-------- Task data

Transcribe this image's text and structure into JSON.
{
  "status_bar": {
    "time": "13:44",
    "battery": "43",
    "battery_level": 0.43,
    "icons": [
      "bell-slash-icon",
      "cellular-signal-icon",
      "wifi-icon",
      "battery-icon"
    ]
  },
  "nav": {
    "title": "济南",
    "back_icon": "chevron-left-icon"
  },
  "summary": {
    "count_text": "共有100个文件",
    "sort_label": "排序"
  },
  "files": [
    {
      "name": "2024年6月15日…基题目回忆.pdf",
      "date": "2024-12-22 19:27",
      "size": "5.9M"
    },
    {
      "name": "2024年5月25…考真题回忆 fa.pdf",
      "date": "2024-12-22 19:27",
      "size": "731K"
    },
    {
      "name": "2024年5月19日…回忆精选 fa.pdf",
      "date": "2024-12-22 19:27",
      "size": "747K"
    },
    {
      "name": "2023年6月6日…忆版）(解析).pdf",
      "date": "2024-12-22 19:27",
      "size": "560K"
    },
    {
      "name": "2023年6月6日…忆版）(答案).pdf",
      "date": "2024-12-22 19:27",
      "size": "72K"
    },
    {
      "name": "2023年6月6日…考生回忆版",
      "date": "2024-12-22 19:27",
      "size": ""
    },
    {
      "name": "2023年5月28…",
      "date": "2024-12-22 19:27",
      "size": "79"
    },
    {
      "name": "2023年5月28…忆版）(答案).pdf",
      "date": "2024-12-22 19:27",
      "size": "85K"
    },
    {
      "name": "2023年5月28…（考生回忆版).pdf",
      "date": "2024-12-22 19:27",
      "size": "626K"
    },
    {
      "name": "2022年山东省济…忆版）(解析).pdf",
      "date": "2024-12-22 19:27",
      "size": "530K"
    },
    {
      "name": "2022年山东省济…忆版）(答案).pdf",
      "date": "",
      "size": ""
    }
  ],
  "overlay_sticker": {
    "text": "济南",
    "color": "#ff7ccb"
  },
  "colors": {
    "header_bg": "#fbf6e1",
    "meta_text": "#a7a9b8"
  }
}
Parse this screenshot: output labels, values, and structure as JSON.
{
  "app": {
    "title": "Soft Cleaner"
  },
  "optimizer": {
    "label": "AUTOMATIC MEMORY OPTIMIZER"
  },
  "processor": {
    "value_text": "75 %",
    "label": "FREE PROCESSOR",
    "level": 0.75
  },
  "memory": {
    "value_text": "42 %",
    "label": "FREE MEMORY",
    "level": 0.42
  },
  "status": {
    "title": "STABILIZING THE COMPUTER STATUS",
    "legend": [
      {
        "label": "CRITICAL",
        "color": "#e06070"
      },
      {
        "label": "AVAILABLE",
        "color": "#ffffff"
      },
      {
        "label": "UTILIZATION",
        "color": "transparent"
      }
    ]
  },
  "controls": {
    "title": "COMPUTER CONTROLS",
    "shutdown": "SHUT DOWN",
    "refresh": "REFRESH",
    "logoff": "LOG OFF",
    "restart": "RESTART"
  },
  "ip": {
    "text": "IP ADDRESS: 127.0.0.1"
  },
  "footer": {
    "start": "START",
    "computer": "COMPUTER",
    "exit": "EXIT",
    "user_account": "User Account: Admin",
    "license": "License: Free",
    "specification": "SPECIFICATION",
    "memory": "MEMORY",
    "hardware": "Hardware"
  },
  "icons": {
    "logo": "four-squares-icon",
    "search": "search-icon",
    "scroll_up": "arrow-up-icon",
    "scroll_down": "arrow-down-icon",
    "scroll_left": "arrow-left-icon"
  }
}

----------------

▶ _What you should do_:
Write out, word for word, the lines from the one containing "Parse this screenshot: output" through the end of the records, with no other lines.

▶ _Answer section_:
Parse this screenshot: output labels, values, and structure as JSON.
{
  "app": {
    "title": "Soft Cleaner"
  },
  "optimizer": {
    "label": "AUTOMATIC MEMORY OPTIMIZER"
  },
  "processor": {
    "value_text": "75 %",
    "label": "FREE PROCESSOR",
    "level": 0.75
  },
  "memory": {
    "value_text": "42 %",
    "label": "FREE MEMORY",
    "level": 0.42
  },
  "status": {
    "title": "STABILIZING THE COMPUTER STATUS",
    "legend": [
      {
        "label": "CRITICAL",
        "color": "#e06070"
      },
      {
        "label": "AVAILABLE",
        "color": "#ffffff"
      },
      {
        "label": "UTILIZATION",
        "color": "transparent"
      }
    ]
  },
  "controls": {
    "title": "COMPUTER CONTROLS",
    "shutdown": "SHUT DOWN",
    "refresh": "REFRESH",
    "logoff": "LOG OFF",
    "restart": "RESTART"
  },
  "ip": {
    "text": "IP ADDRESS: 127.0.0.1"
  },
  "footer": {
    "start": "START",
    "computer": "COMPUTER",
    "exit": "EXIT",
    "user_account": "User Account: Admin",
    "license": "License: Free",
    "specification": "SPECIFICATION",
    "memory": "MEMORY",
    "hardware": "Hardware"
  },
  "icons": {
    "logo": "four-squares-icon",
    "search": "search-icon",
    "scroll_up": "arrow-up-icon",
    "scroll_down": "arrow-down-icon",
    "scroll_left": "arrow-left-icon"
  }
}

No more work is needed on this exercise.